* There were a number of humpbacks sighted early in the day as well. Mostly, they were engaged in bubble feeding deep beneath the surface but, just once, one of them did “a spectacular roll showing us her pleats inflated with food and water.”

* June 23 was another clear day with bright sunshine and fluffy, white clouds against a blue backdrop. One of the finback whales seen today was a female named Skeg. If you will remember from the last two years, she is the one that quite frequently (for a finwhale) lifts her flukes above the surface when going deep beneath the surface. She did it again today! It happened just one time as the morning trip was carefully approaching the whale. If you have never seen the flukes of a finback, they all look very much the same, with a dark outline and a white interior. Smaller than those of a humpback or right whale, the trailing edge is generally smooth (like that of the right whale). She was also seen swimming rather slowly, nearly logging, by the Dolphin 9.

* On the way to Stellwagen, the passengers of the Dolphin 8 spotted a V-shaped spout. It was that of a juvenile right whale on its way toward Provincetown. Its flukes were seen as it swam away.

* And there were humpback whales too. Mogul and Orbit were blowing bubble clouds and feeding beneath the surface. And Diablo appeared again, appearing to be a bit curious about the large vessel she had encountered.

DIABLO BREACH_6-23-14_IMG_2440


* And, as you can see, she had other things going on too.

* The other thing that was noted by the naturalists on all four trips was the natural result of all of the feeding behavior witnessed over the past several weeks. Defecation. And lots of it.

WHALE POOP_6-23-14_IMG_2447

* The morning action on June 24 was on the SouthWest Corner of Stellwagen Bank. That’s where there were a number of both humpback whales and finback whales. The humpbacks were feeding on short, deep-bodied fish, likely herring.
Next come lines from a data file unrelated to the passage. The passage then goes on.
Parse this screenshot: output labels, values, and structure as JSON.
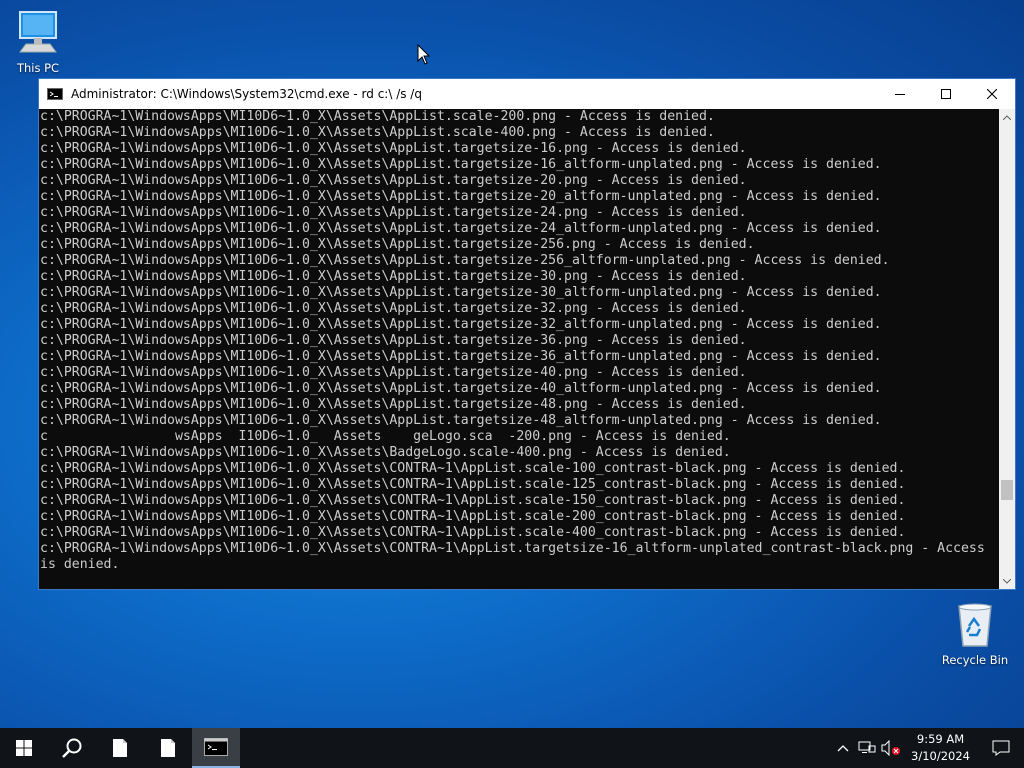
{
  "desktop": {
    "icons": [
      {
        "label": "This PC"
      },
      {
        "label": "Recycle Bin"
      }
    ]
  },
  "window": {
    "title": "Administrator: C:\\Windows\\System32\\cmd.exe - rd  c:\\ /s /q",
    "scroll_position": 0.83
  },
  "console": {
    "lines": [
      "c:\\PROGRA~1\\WindowsApps\\MI10D6~1.0_X\\Assets\\AppList.scale-200.png - Access is denied.",
      "c:\\PROGRA~1\\WindowsApps\\MI10D6~1.0_X\\Assets\\AppList.scale-400.png - Access is denied.",
      "c:\\PROGRA~1\\WindowsApps\\MI10D6~1.0_X\\Assets\\AppList.targetsize-16.png - Access is denied.",
      "c:\\PROGRA~1\\WindowsApps\\MI10D6~1.0_X\\Assets\\AppList.targetsize-16_altform-unplated.png - Access is denied.",
      "c:\\PROGRA~1\\WindowsApps\\MI10D6~1.0_X\\Assets\\AppList.targetsize-20.png - Access is denied.",
      "c:\\PROGRA~1\\WindowsApps\\MI10D6~1.0_X\\Assets\\AppList.targetsize-20_altform-unplated.png - Access is denied.",
      "c:\\PROGRA~1\\WindowsApps\\MI10D6~1.0_X\\Assets\\AppList.targetsize-24.png - Access is denied.",
      "c:\\PROGRA~1\\WindowsApps\\MI10D6~1.0_X\\Assets\\AppList.targetsize-24_altform-unplated.png - Access is denied.",
      "c:\\PROGRA~1\\WindowsApps\\MI10D6~1.0_X\\Assets\\AppList.targetsize-256.png - Access is denied.",
      "c:\\PROGRA~1\\WindowsApps\\MI10D6~1.0_X\\Assets\\AppList.targetsize-256_altform-unplated.png - Access is denied.",
      "c:\\PROGRA~1\\WindowsApps\\MI10D6~1.0_X\\Assets\\AppList.targetsize-30.png - Access is denied.",
      "c:\\PROGRA~1\\WindowsApps\\MI10D6~1.0_X\\Assets\\AppList.targetsize-30_altform-unplated.png - Access is denied.",
      "c:\\PROGRA~1\\WindowsApps\\MI10D6~1.0_X\\Assets\\AppList.targetsize-32.png - Access is denied.",
      "c:\\PROGRA~1\\WindowsApps\\MI10D6~1.0_X\\Assets\\AppList.targetsize-32_altform-unplated.png - Access is denied.",
      "c:\\PROGRA~1\\WindowsApps\\MI10D6~1.0_X\\Assets\\AppList.targetsize-36.png - Access is denied.",
      "c:\\PROGRA~1\\WindowsApps\\MI10D6~1.0_X\\Assets\\AppList.targetsize-36_altform-unplated.png - Access is denied.",
      "c:\\PROGRA~1\\WindowsApps\\MI10D6~1.0_X\\Assets\\AppList.targetsize-40.png - Access is denied.",
      "c:\\PROGRA~1\\WindowsApps\\MI10D6~1.0_X\\Assets\\AppList.targetsize-40_altform-unplated.png - Access is denied.",
      "c:\\PROGRA~1\\WindowsApps\\MI10D6~1.0_X\\Assets\\AppList.targetsize-48.png - Access is denied.",
      "c:\\PROGRA~1\\WindowsApps\\MI10D6~1.0_X\\Assets\\AppList.targetsize-48_altform-unplated.png - Access is denied.",
      "c                wsApps  I10D6~1.0_  Assets    geLogo.sca  -200.png - Access is denied.",
      "c:\\PROGRA~1\\WindowsApps\\MI10D6~1.0_X\\Assets\\BadgeLogo.scale-400.png - Access is denied.",
      "c:\\PROGRA~1\\WindowsApps\\MI10D6~1.0_X\\Assets\\CONTRA~1\\AppList.scale-100_contrast-black.png - Access is denied.",
      "c:\\PROGRA~1\\WindowsApps\\MI10D6~1.0_X\\Assets\\CONTRA~1\\AppList.scale-125_contrast-black.png - Access is denied.",
      "c:\\PROGRA~1\\WindowsApps\\MI10D6~1.0_X\\Assets\\CONTRA~1\\AppList.scale-150_contrast-black.png - Access is denied.",
      "c:\\PROGRA~1\\WindowsApps\\MI10D6~1.0_X\\Assets\\CONTRA~1\\AppList.scale-200_contrast-black.png - Access is denied.",
      "c:\\PROGRA~1\\WindowsApps\\MI10D6~1.0_X\\Assets\\CONTRA~1\\AppList.scale-400_contrast-black.png - Access is denied.",
      "c:\\PROGRA~1\\WindowsApps\\MI10D6~1.0_X\\Assets\\CONTRA~1\\AppList.targetsize-16_altform-unplated_contrast-black.png - Access",
      "is denied."
    ]
  },
  "taskbar": {
    "items": [
      "start-icon",
      "search-icon",
      "file-icon",
      "file-icon",
      "cmd-icon"
    ],
    "clock": {
      "time": "9:59 AM",
      "date": "3/10/2024"
    }
  },
  "colors": {
    "console_bg": "#0c0c0c",
    "console_fg": "#cccccc",
    "taskbar": "#101418"
  }
}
Bubble clouds were being used to corral the fish and push it toward the surface, where three species of shearwaters joined the humpback whales for breakfast.



A greater shearwater takes off
A greater shearwater takes off

* Orbit was seen throughout the day, expelling partially digested food in the natural way. And Hancock spent a little time in the afternoon thrilling passengers and crew alike with spirited flipper-slapping.

* June 25 was bright, but hazy. The SW breeze of the morning grew throughout the day, kicking up the seas and making the days adventures like being on nature’s roller-coaster. Whales don’t care about that, though. In fact, the weather patterns that influence our lives so much have very little effect on the lives of whales. Humpback whales continued to feed on the SouthWest Corner. Finback whales continued to move around unconcerned with the presence of the vessels.

SKEG CBA_6-25-14_IMG_7836

* One of which was Skeg. Notice how petite the flukes appear compared to those of a humpack.

SKEG FLUKES-6-25-14_IMG_7839

* It was foggy and raining on June 26. The Dolphin 10 zig-zagged its way to the SouthWest Corner, hoping to find some of the whales that were feeding there yesterday. Even from a distance, the passengers could see that greater and sooty shearwaters were there in abundance. And when they arrived, a look down, into the water revealled huge schools of small fish. But were the whales still there? Fog can be tricky on a whalewatch. Rain complicates that. Just like on a bright, sunny day, you have to hope for the best.

* As it turns out, there were whales. Humpback whales, a finback whale, and a minke whale. Measles continued to feed and defecate, unconcerned about the weather. And Orbit was making non-fluking dives, likely feeding subsurface.